Martian Morning Clouds Seen by Viking Orbiter 1 in 1976
No NASA Mars orbiter has been in a position to observe morning daylight on Mars since the twin Viking orbiters of the 1970s. This image, taken by Viking Orbiter 1 on Aug. 17, 1976, shows water-ice clouds in the Valles Marineris area of equatorial Mars.
NASA's Curiosity rover landed in the Martian crater known as Gale Crater, which is approximately the size of Connecticut and Rhode Island combined. A green dot shows where the rover landed, well within its targeted landing ellipse, outlined in blue.
This artist's impression Mars' Gale Crater depicts a cross section through the mountain in the middle of the crater, from a viewpoint looking toward the southeast. NASA's rover Curiosity will land in Gale Crater in August 2012.
This view of Lyot Crater is a combined mapping by NASA's Project Viking with elevation information from Mars Global Surveyor showing at least one of the nine craters in the northern lowlands of Mars with exposures of hydrated minerals detected from orbit.
Color mosaic of Olympus Mons volcano on Mars from the Viking 1 Orbiter.

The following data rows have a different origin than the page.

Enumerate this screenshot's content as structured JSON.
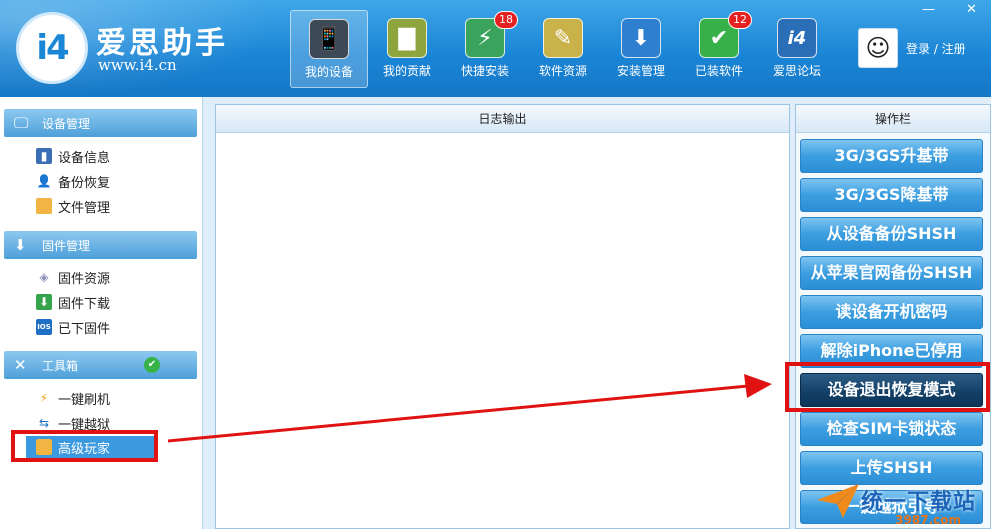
{
  "header": {
    "brand_name": "爱思助手",
    "brand_url": "www.i4.cn",
    "logo_text": "i4",
    "nav": [
      {
        "label": "我的设备",
        "icon": "phone-icon",
        "badge": ""
      },
      {
        "label": "我的贡献",
        "icon": "bar-chart-icon",
        "badge": ""
      },
      {
        "label": "快捷安装",
        "icon": "usb-icon",
        "badge": "18"
      },
      {
        "label": "软件资源",
        "icon": "app-store-icon",
        "badge": ""
      },
      {
        "label": "安装管理",
        "icon": "download-icon",
        "badge": ""
      },
      {
        "label": "已装软件",
        "icon": "check-icon",
        "badge": "12"
      },
      {
        "label": "爱思论坛",
        "icon": "forum-icon",
        "badge": ""
      }
    ],
    "login_text": "登录 / 注册",
    "window_controls": {
      "minimize": "—",
      "close": "✕"
    }
  },
  "sidebar": {
    "sections": [
      {
        "title": "设备管理",
        "items": [
          "设备信息",
          "备份恢复",
          "文件管理"
        ]
      },
      {
        "title": "固件管理",
        "items": [
          "固件资源",
          "固件下载",
          "已下固件"
        ]
      },
      {
        "title": "工具箱",
        "items": [
          "一键刷机",
          "一键越狱",
          "高级玩家"
        ]
      }
    ]
  },
  "log": {
    "title": "日志输出"
  },
  "ops": {
    "title": "操作栏",
    "buttons": [
      "3G/3GS升基带",
      "3G/3GS降基带",
      "从设备备份SHSH",
      "从苹果官网备份SHSH",
      "读设备开机密码",
      "解除iPhone已停用",
      "设备退出恢复模式",
      "检查SIM卡锁状态",
      "上传SHSH",
      "一键越狱引导"
    ]
  },
  "watermark": {
    "text": "统一下载站",
    "sub": "3987.com"
  },
  "colors": {
    "accent": "#1b86d6",
    "highlight": "#e01212",
    "active_button": "#123f66"
  }
}
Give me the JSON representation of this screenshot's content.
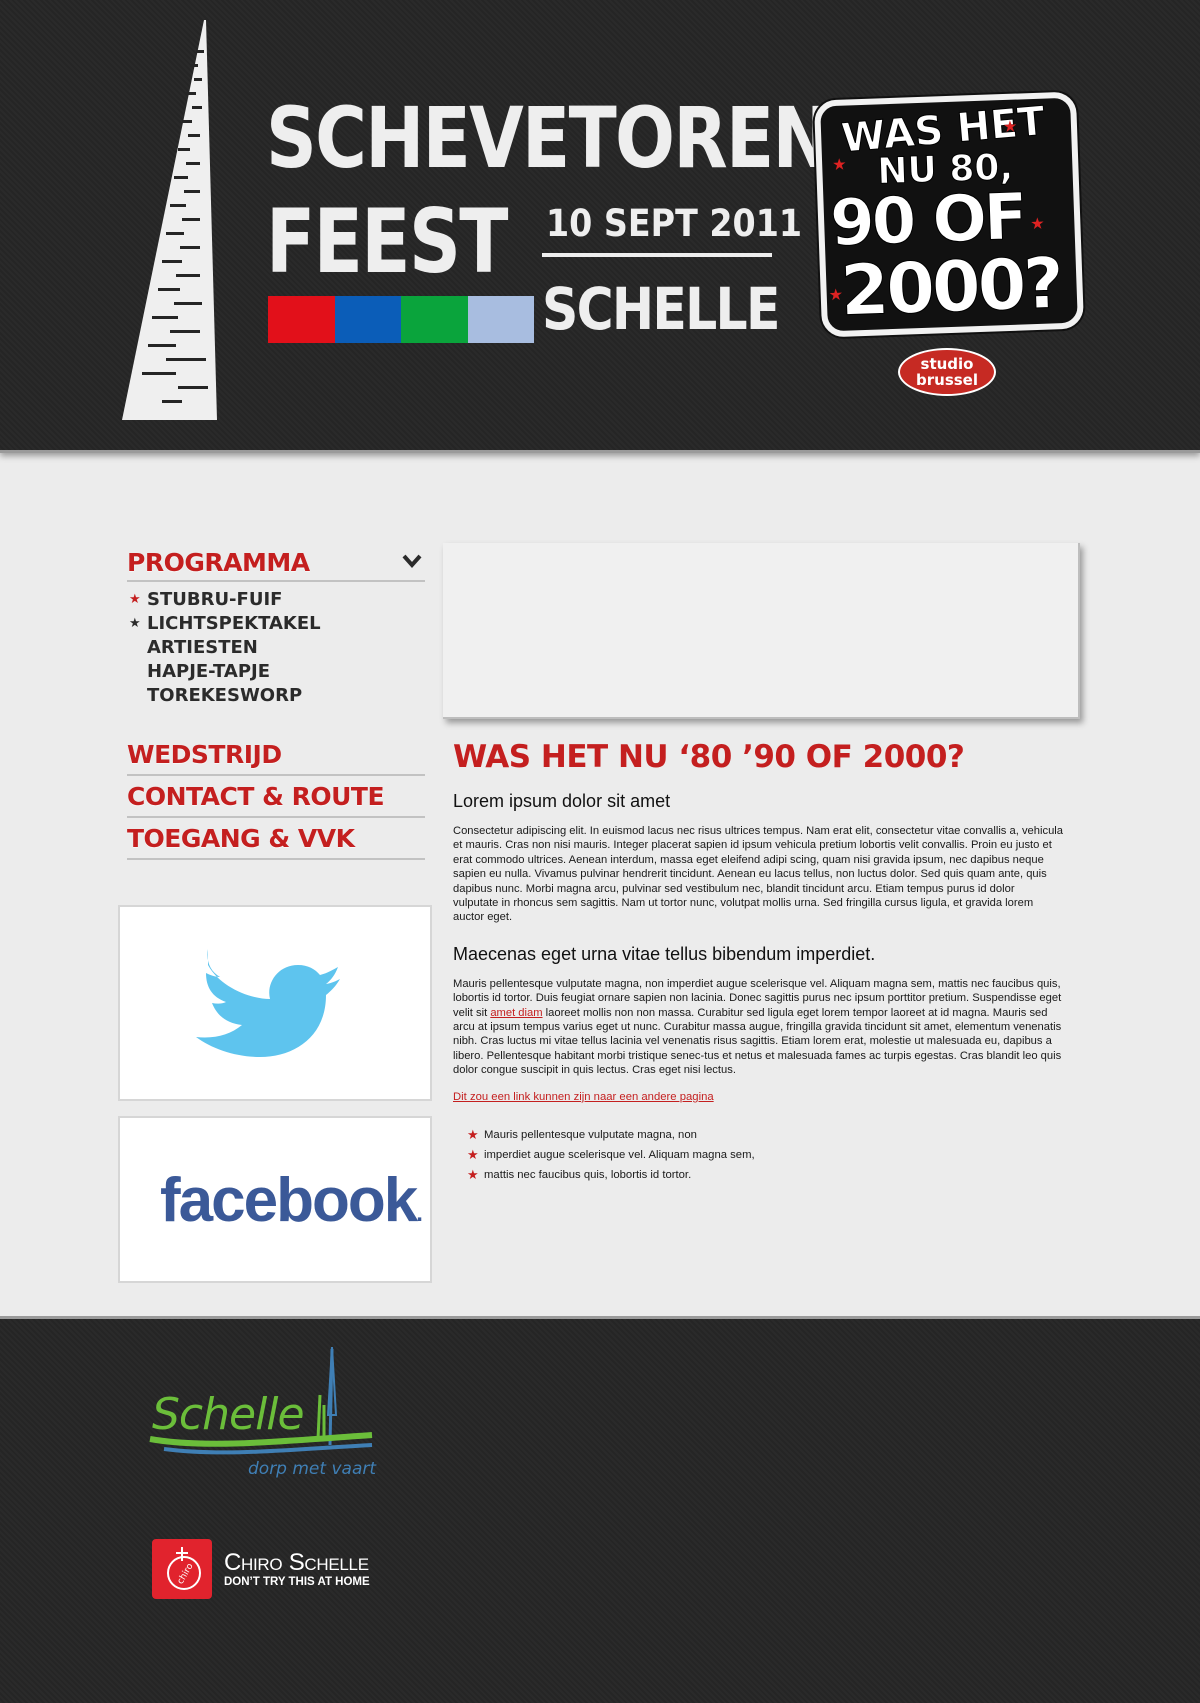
{
  "header": {
    "logo_line1": "SCHEVETOREN",
    "logo_line2": "FEEST",
    "date": "10 SEPT 2011",
    "city": "SCHELLE",
    "color_bar": [
      "#e2101a",
      "#0b5db8",
      "#0aa43c",
      "#a8bde0"
    ],
    "promo": {
      "line1": "WAS HET",
      "line2": "NU 80,",
      "line3": "90 OF",
      "line4": "2000?"
    },
    "radio_badge": {
      "line1": "studio",
      "line2": "brussel"
    }
  },
  "nav": {
    "programma": "PROGRAMMA",
    "programma_items": [
      {
        "label": "STUBRU-FUIF",
        "bullet": "★",
        "bullet_color": "#c41f1f"
      },
      {
        "label": "LICHTSPEKTAKEL",
        "bullet": "★",
        "bullet_color": "#2b2b2b"
      },
      {
        "label": "ARTIESTEN",
        "bullet": "",
        "bullet_color": ""
      },
      {
        "label": "HAPJE-TAPJE",
        "bullet": "",
        "bullet_color": ""
      },
      {
        "label": "TOREKESWORP",
        "bullet": "",
        "bullet_color": ""
      }
    ],
    "wedstrijd": "WEDSTRIJD",
    "contact": "CONTACT & ROUTE",
    "toegang": "TOEGANG & VVK"
  },
  "social": {
    "twitter_icon": "twitter-bird-icon",
    "facebook_label": "facebook",
    "facebook_dot": "."
  },
  "content": {
    "heading": "WAS HET NU ‘80 ’90 OF 2000?",
    "subheading1": "Lorem ipsum dolor sit amet",
    "paragraph1": "Consectetur adipiscing elit. In euismod lacus nec risus ultrices tempus. Nam erat elit, consectetur vitae convallis a, vehicula et mauris. Cras non nisi mauris. Integer placerat sapien id ipsum vehicula pretium lobortis velit convallis. Proin eu justo et erat commodo ultrices. Aenean interdum, massa eget eleifend adipi scing, quam nisi gravida ipsum, nec dapibus neque sapien eu nulla. Vivamus pulvinar hendrerit tincidunt. Aenean eu lacus tellus, non luctus dolor. Sed quis quam ante, quis dapibus nunc. Morbi magna arcu, pulvinar sed vestibulum nec, blandit tincidunt arcu. Etiam tempus purus id dolor vulputate in rhoncus sem sagittis. Nam ut tortor nunc, volutpat mollis urna. Sed fringilla cursus ligula, et gravida lorem auctor eget.",
    "subheading2": "Maecenas eget urna vitae tellus bibendum imperdiet.",
    "paragraph2_before": "Mauris pellentesque vulputate magna, non imperdiet augue scelerisque vel. Aliquam magna sem, mattis nec faucibus quis, lobortis id tortor. Duis feugiat ornare sapien non lacinia. Donec sagittis purus nec ipsum porttitor pretium. Suspendisse eget velit sit ",
    "paragraph2_link": "amet diam",
    "paragraph2_after": " laoreet mollis non non massa. Curabitur sed ligula eget lorem tempor laoreet at id magna. Mauris sed arcu at ipsum tempus varius eget ut nunc. Curabitur massa augue, fringilla gravida tincidunt sit amet, elementum venenatis nibh. Cras luctus mi vitae tellus lacinia vel venenatis risus sagittis. Etiam lorem erat, molestie ut malesuada eu, dapibus a libero. Pellentesque habitant morbi tristique senec-tus et netus et malesuada fames ac turpis egestas. Cras blandit leo quis dolor congue suscipit in quis lectus. Cras eget nisi lectus.",
    "page_link": "Dit zou een link kunnen zijn naar een andere pagina",
    "list_items": [
      "Mauris pellentesque vulputate magna, non",
      "imperdiet augue scelerisque vel. Aliquam magna sem,",
      "mattis nec faucibus quis, lobortis id tortor."
    ],
    "list_bullet": "★"
  },
  "footer": {
    "schelle_word": "Schelle",
    "schelle_tagline": "dorp met vaart",
    "chiro_name": "Chiro Schelle",
    "chiro_slogan": "DON’T TRY THIS AT HOME",
    "chiro_badge_text": "chiro"
  },
  "colors": {
    "accent_red": "#c41f1f",
    "dark_bg": "#252525",
    "twitter_blue": "#5ec4ee",
    "facebook_blue": "#3b5998",
    "schelle_green": "#6bbe3a",
    "schelle_blue": "#3f7fb5",
    "chiro_red": "#e1232d"
  }
}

The mosaic was created using images from orbit 735 taken 22 June 1978. Olympus Mons is about 600 km in diameter and the summit caldera is 24 km above the surrounding plains.
Center is at Latitude 30 Degrees South, Longitude 90 Degrees
The top half of Mars is dominated by the Tharsis Montes volcanoes, the large Alba Patera shield volcano, the dark Chryse basin, and a vast canyon system, Valles Marineris in this image from NASA's Viking Orbiter 1.
Latitude 90 Degrees North to 90 Degrees South and Longitude 0 Degrees to 180 Degrees
Both polar residual ice caps are seen at top and bottom. The central part is dominated by the four largest and youngest volcanoes on Mars--Olympus, Arsia, Pavonis, and Ascraeus Montes in this image from NASA's Viking Orbiter 1.